Poland tackles science like a business
Polish leaders were disconcerted in January, when the nation’s scientists came away empty-handed from the first round of applications for the European Research Council’s starting-grant competition. The country is also performing poorly in other European Union research programmes (see page 558). Science minister Barbara Kudrycka explains how the Polish government plans to reform the country’s science and higher-education system.
What are the strengths of the existing Polish science system?
We are among the top 20 science nations in fields such as physics, mathematics, chemistry and space. However, we are missing the opportunity to translate this potential into concrete business solutions. That is what we call the innovation gap, and it can best be seen in the number of patents granted in these areas.
But even in applied research there are fields where Polish researchers’ performance is among the best in the European Union (EU). For instance, our share of grants awarded through the European research programmes in thematic priorities such as security is outstanding.
What changes have been proposed?
The biggest change is introducing competitive mechanisms into the system. We want to implement them in the next few years wherever possible — from the distribution of research grants to the development of academic careers. One concrete idea is to create ‘flagship’ universities.
We also propose abandoning the Habilitation [a post-PhD qualification usually required for progress in academia].
How will science in Poland benefit from the changes?
Well, I would like to say that these changes will lead to Polish Nobel prizewinners, but that would be an overstatement. Our aim is to create excellent conditions for students and scientists in order to create a solid foundation for a knowledge-based society. What we can do from the political point of view is to create an appropriate framework and provide suitable incentives to make science flourish. Whether it does so is a matter for the scientific community itself.
The level of financing dedicated to research and higher education is meant to be increased substantially in the next few years. But these additional funds have to be spent effectively. That is why the whole system has to be better organized, with the ministry playing a strategic part and two funding agencies dealing with cutting-edge applied and basic research.
How much extra money will become available, and when?
Currently, budgetary expenditure on research and development (R&D) and higher education amounts to little more than 1% of gross domestic product (GDP). We would like to increase funding by 0.15% of GDP per year until 2013. What is equally important is attracting private funds. Today Poland has one of the lowest R&D expenditures financed by the business sector in the whole European Union. We are working on new legislative measures that will make investment in research more attractive for private companies.

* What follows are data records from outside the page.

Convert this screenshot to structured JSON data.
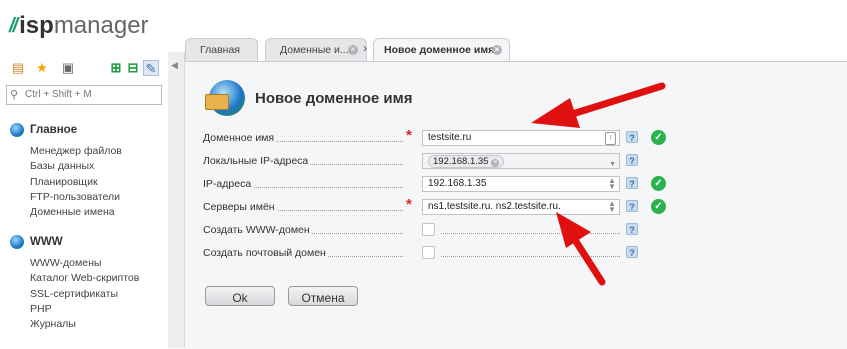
{
  "app": {
    "logo_isp": "isp",
    "logo_manager": "manager"
  },
  "sidebar": {
    "search_placeholder": "Ctrl + Shift + M",
    "sections": [
      {
        "title": "Главное",
        "items": [
          "Менеджер файлов",
          "Базы данных",
          "Планировщик",
          "FTP-пользователи",
          "Доменные имена"
        ]
      },
      {
        "title": "WWW",
        "items": [
          "WWW-домены",
          "Каталог Web-скриптов",
          "SSL-сертификаты",
          "PHP",
          "Журналы"
        ]
      }
    ]
  },
  "tabs": [
    {
      "label": "Главная"
    },
    {
      "label": "Доменные и..."
    },
    {
      "label": "Новое доменное имя"
    }
  ],
  "form": {
    "title": "Новое доменное имя",
    "fields": [
      {
        "label": "Доменное имя",
        "value": "testsite.ru",
        "required": true,
        "valid": true
      },
      {
        "label": "Локальные IP-адреса",
        "value": "192.168.1.35",
        "required": false,
        "valid": false
      },
      {
        "label": "IP-адреса",
        "value": "192.168.1.35",
        "required": false,
        "valid": true
      },
      {
        "label": "Серверы имён",
        "value": "ns1.testsite.ru. ns2.testsite.ru.",
        "required": true,
        "valid": true
      },
      {
        "label": "Создать WWW-домен",
        "value": "",
        "checked": false
      },
      {
        "label": "Создать почтовый домен",
        "value": "",
        "checked": false
      }
    ],
    "ok_label": "Ok",
    "cancel_label": "Отмена"
  },
  "colors": {
    "accent_green": "#1a9e6a",
    "valid": "#2bb24c",
    "annotation_red": "#e01010"
  }
}
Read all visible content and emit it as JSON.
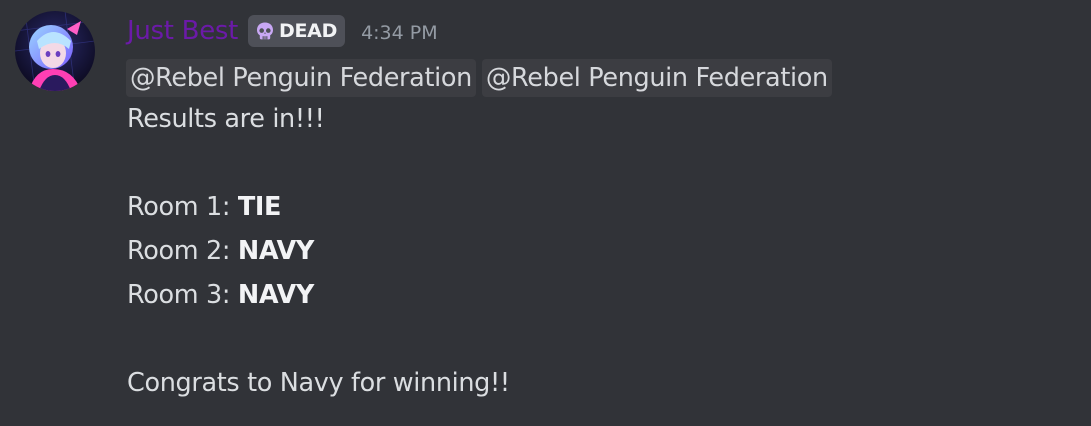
{
  "message": {
    "author": {
      "name": "Just Best",
      "name_color": "#6b1aa8",
      "avatar": "anime-avatar"
    },
    "role_tag": {
      "label": "DEAD",
      "icon": "skull-icon"
    },
    "timestamp": "4:34 PM",
    "mentions": [
      "@Rebel Penguin Federation",
      "@Rebel Penguin Federation"
    ],
    "lines": {
      "intro": "Results are in!!!",
      "room1_label": "Room 1: ",
      "room1_result": "TIE",
      "room2_label": "Room 2: ",
      "room2_result": "NAVY",
      "room3_label": "Room 3: ",
      "room3_result": "NAVY",
      "outro": "Congrats to Navy for winning!!"
    }
  },
  "colors": {
    "background": "#313338",
    "text": "#dbdee1",
    "timestamp": "#949ba4",
    "mention_bg": "#3c3d42",
    "role_tag_bg": "#4e5058"
  }
}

How will the money be distributed?
Our National Science Council will provide funds for frontier research on a competitive basis. Those parts of the system that become competitive will receive extra funding. We want to reduce expenses where the results — scientific, economic or academic — are not evident whatsoever.
Are you concerned that academia will try to block the reform?
Everyone agrees that we should not only prevent talented young scientists from leaving our country but also attract them from abroad. At present, if an experienced professor from Oxford or Sydney wants to take up a post at a Polish university, they have to undergo a long and complex evaluation procedure simply because they don’t have the proper scientific degree. Parts of the academic community are unenthusiastic about the proposed changes, such as abandoning the Habilitation. But Habilitation does not exist in most countries. If we want to become attractive we have to be open.
Are there any particular fields of science that you think should become priorities?
The first priority will be advanced energy technologies. Work on strategic programmes for information and communication technologies and health are also to be concluded very soon.
How will the reform affect the role of the Polish Academy of Science?
Academy institutes should focus their research on selected areas of science that correspond to our national strategic and priority areas. Some of these institutes are outstanding, some are not that good. We plan to audit the institutes, after which only the best will survive.
What can be done to make Poland more attractive to young scientists, from Poland and from abroad?
This is a crucial problem for us. Abandoning the Habilitation could be helpful, but it is not enough. We would like to impose a system in which each position will be filled in an open, competitive, international process. Attractive postdoctoral fellowships should also be more accessible.
Poland’s participation in EU-funded research is modest at best. How can it be improved?
Polish scientists often don’t meet the direction and criteria of EU-funded research. It is not because of the quality, but the subject of the proposed projects that they are rejected. To gain more European grants, we need to modify the direction of our research so that it will respond to EU priorities.